Data records for software interfaces:
----------------------------------------

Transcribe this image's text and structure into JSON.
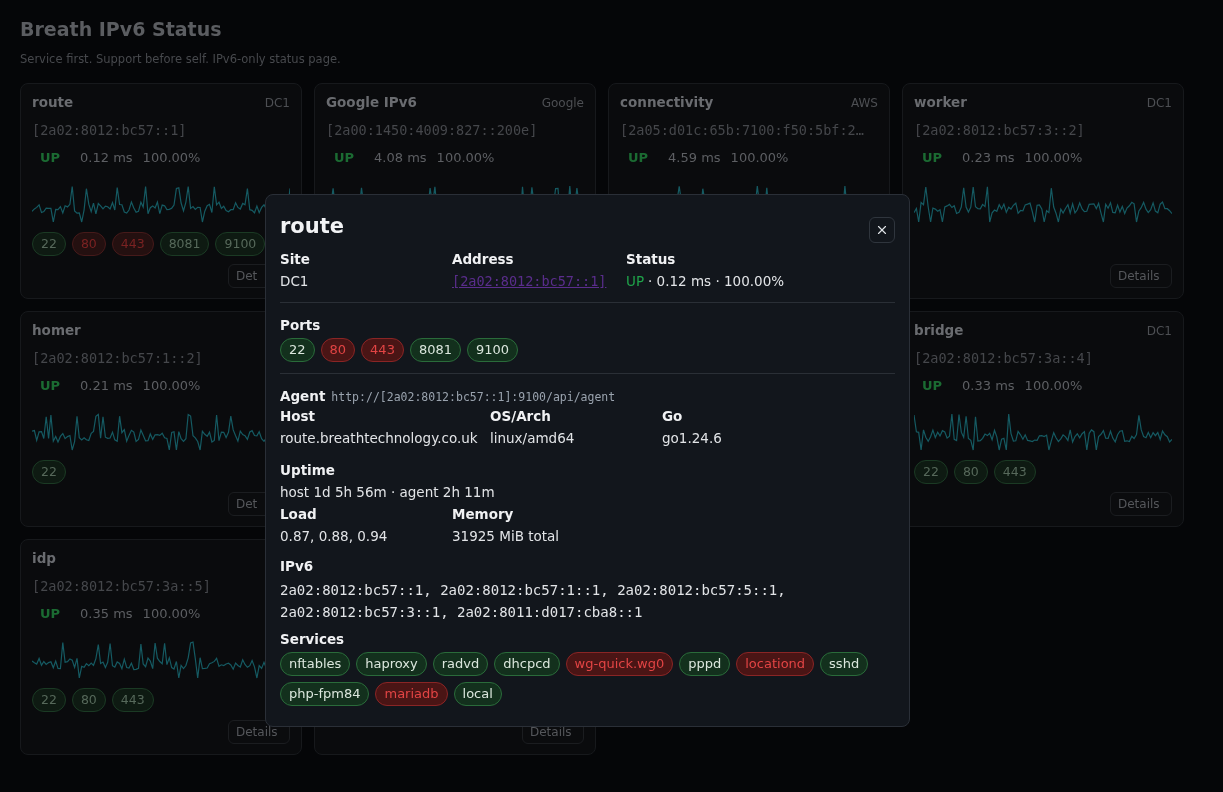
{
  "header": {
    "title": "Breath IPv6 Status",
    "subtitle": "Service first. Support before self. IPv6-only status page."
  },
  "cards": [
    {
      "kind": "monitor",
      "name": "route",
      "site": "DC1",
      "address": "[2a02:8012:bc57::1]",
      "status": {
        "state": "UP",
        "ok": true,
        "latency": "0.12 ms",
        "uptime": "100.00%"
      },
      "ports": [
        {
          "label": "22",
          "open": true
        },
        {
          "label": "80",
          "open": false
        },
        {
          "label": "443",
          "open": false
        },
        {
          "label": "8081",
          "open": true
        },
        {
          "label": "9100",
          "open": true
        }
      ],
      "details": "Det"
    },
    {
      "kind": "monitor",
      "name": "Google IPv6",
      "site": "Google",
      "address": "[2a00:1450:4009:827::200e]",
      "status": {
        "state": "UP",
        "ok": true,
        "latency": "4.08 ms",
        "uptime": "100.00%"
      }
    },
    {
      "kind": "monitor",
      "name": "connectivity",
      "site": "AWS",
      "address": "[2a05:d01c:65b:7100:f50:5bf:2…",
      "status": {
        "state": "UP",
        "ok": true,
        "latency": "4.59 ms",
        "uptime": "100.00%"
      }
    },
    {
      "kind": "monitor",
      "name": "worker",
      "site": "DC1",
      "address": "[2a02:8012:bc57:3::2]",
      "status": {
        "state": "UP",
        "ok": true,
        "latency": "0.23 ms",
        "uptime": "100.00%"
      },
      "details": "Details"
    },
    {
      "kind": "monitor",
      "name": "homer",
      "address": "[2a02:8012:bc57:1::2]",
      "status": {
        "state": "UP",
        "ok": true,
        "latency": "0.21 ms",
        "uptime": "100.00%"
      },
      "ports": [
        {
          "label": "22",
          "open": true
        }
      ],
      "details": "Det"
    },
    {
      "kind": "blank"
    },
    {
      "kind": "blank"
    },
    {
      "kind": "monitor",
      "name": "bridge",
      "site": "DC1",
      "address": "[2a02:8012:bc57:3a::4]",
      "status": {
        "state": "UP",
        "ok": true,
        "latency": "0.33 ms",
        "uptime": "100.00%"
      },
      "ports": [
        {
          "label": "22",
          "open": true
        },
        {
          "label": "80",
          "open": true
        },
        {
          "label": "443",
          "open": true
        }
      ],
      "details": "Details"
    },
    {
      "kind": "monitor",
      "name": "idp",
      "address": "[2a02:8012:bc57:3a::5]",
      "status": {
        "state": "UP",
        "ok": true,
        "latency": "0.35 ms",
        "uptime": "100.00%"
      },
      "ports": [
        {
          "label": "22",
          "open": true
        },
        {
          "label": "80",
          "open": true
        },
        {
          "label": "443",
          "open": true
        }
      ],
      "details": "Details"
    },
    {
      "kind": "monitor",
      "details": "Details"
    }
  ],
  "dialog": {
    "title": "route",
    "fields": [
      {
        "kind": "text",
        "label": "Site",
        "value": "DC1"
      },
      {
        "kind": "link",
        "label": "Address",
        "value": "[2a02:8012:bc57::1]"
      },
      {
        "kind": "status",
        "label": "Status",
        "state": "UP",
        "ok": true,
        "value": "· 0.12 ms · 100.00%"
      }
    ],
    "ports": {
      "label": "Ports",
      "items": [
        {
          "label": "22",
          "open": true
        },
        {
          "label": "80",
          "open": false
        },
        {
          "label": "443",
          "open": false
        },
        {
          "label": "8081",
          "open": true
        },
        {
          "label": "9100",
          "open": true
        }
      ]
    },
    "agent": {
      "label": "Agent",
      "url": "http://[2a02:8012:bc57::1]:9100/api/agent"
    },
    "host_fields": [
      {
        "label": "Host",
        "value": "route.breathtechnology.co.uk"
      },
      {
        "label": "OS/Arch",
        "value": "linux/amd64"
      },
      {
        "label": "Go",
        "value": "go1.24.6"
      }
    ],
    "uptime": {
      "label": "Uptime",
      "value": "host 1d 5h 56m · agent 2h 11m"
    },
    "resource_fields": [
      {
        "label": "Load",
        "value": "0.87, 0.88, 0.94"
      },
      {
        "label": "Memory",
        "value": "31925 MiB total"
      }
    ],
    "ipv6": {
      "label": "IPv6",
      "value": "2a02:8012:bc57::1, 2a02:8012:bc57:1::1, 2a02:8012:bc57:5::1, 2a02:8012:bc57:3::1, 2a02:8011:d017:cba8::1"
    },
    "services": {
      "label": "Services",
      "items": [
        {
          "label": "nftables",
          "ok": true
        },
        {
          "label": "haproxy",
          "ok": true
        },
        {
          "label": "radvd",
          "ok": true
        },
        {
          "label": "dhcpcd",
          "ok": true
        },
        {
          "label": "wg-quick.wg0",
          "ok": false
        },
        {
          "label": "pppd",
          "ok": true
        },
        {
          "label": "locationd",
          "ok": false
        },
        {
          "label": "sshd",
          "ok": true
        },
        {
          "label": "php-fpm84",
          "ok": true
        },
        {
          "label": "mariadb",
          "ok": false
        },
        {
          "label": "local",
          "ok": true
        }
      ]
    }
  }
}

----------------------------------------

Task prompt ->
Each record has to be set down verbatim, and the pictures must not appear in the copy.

Finished exercise ->
Transcribe this image's text and structure into JSON.
{
  "header": {
    "title": "Breath IPv6 Status",
    "subtitle": "Service first. Support before self. IPv6-only status page."
  },
  "cards": [
    {
      "kind": "monitor",
      "name": "route",
      "site": "DC1",
      "address": "[2a02:8012:bc57::1]",
      "status": {
        "state": "UP",
        "ok": true,
        "latency": "0.12 ms",
        "uptime": "100.00%"
      },
      "ports": [
        {
          "label": "22",
          "open": true
        },
        {
          "label": "80",
          "open": false
        },
        {
          "label": "443",
          "open": false
        },
        {
          "label": "8081",
          "open": true
        },
        {
          "label": "9100",
          "open": true
        }
      ],
      "details": "Det"
    },
    {
      "kind": "monitor",
      "name": "Google IPv6",
      "site": "Google",
      "address": "[2a00:1450:4009:827::200e]",
      "status": {
        "state": "UP",
        "ok": true,
        "latency": "4.08 ms",
        "uptime": "100.00%"
      }
    },
    {
      "kind": "monitor",
      "name": "connectivity",
      "site": "AWS",
      "address": "[2a05:d01c:65b:7100:f50:5bf:2…",
      "status": {
        "state": "UP",
        "ok": true,
        "latency": "4.59 ms",
        "uptime": "100.00%"
      }
    },
    {
      "kind": "monitor",
      "name": "worker",
      "site": "DC1",
      "address": "[2a02:8012:bc57:3::2]",
      "status": {
        "state": "UP",
        "ok": true,
        "latency": "0.23 ms",
        "uptime": "100.00%"
      },
      "details": "Details"
    },
    {
      "kind": "monitor",
      "name": "homer",
      "address": "[2a02:8012:bc57:1::2]",
      "status": {
        "state": "UP",
        "ok": true,
        "latency": "0.21 ms",
        "uptime": "100.00%"
      },
      "ports": [
        {
          "label": "22",
          "open": true
        }
      ],
      "details": "Det"
    },
    {
      "kind": "blank"
    },
    {
      "kind": "blank"
    },
    {
      "kind": "monitor",
      "name": "bridge",
      "site": "DC1",
      "address": "[2a02:8012:bc57:3a::4]",
      "status": {
        "state": "UP",
        "ok": true,
        "latency": "0.33 ms",
        "uptime": "100.00%"
      },
      "ports": [
        {
          "label": "22",
          "open": true
        },
        {
          "label": "80",
          "open": true
        },
        {
          "label": "443",
          "open": true
        }
      ],
      "details": "Details"
    },
    {
      "kind": "monitor",
      "name": "idp",
      "address": "[2a02:8012:bc57:3a::5]",
      "status": {
        "state": "UP",
        "ok": true,
        "latency": "0.35 ms",
        "uptime": "100.00%"
      },
      "ports": [
        {
          "label": "22",
          "open": true
        },
        {
          "label": "80",
          "open": true
        },
        {
          "label": "443",
          "open": true
        }
      ],
      "details": "Details"
    },
    {
      "kind": "monitor",
      "details": "Details"
    }
  ],
  "dialog": {
    "title": "route",
    "fields": [
      {
        "kind": "text",
        "label": "Site",
        "value": "DC1"
      },
      {
        "kind": "link",
        "label": "Address",
        "value": "[2a02:8012:bc57::1]"
      },
      {
        "kind": "status",
        "label": "Status",
        "state": "UP",
        "ok": true,
        "value": "· 0.12 ms · 100.00%"
      }
    ],
    "ports": {
      "label": "Ports",
      "items": [
        {
          "label": "22",
          "open": true
        },
        {
          "label": "80",
          "open": false
        },
        {
          "label": "443",
          "open": false
        },
        {
          "label": "8081",
          "open": true
        },
        {
          "label": "9100",
          "open": true
        }
      ]
    },
    "agent": {
      "label": "Agent",
      "url": "http://[2a02:8012:bc57::1]:9100/api/agent"
    },
    "host_fields": [
      {
        "label": "Host",
        "value": "route.breathtechnology.co.uk"
      },
      {
        "label": "OS/Arch",
        "value": "linux/amd64"
      },
      {
        "label": "Go",
        "value": "go1.24.6"
      }
    ],
    "uptime": {
      "label": "Uptime",
      "value": "host 1d 5h 56m · agent 2h 11m"
    },
    "resource_fields": [
      {
        "label": "Load",
        "value": "0.87, 0.88, 0.94"
      },
      {
        "label": "Memory",
        "value": "31925 MiB total"
      }
    ],
    "ipv6": {
      "label": "IPv6",
      "value": "2a02:8012:bc57::1, 2a02:8012:bc57:1::1, 2a02:8012:bc57:5::1, 2a02:8012:bc57:3::1, 2a02:8011:d017:cba8::1"
    },
    "services": {
      "label": "Services",
      "items": [
        {
          "label": "nftables",
          "ok": true
        },
        {
          "label": "haproxy",
          "ok": true
        },
        {
          "label": "radvd",
          "ok": true
        },
        {
          "label": "dhcpcd",
          "ok": true
        },
        {
          "label": "wg-quick.wg0",
          "ok": false
        },
        {
          "label": "pppd",
          "ok": true
        },
        {
          "label": "locationd",
          "ok": false
        },
        {
          "label": "sshd",
          "ok": true
        },
        {
          "label": "php-fpm84",
          "ok": true
        },
        {
          "label": "mariadb",
          "ok": false
        },
        {
          "label": "local",
          "ok": true
        }
      ]
    }
  }
}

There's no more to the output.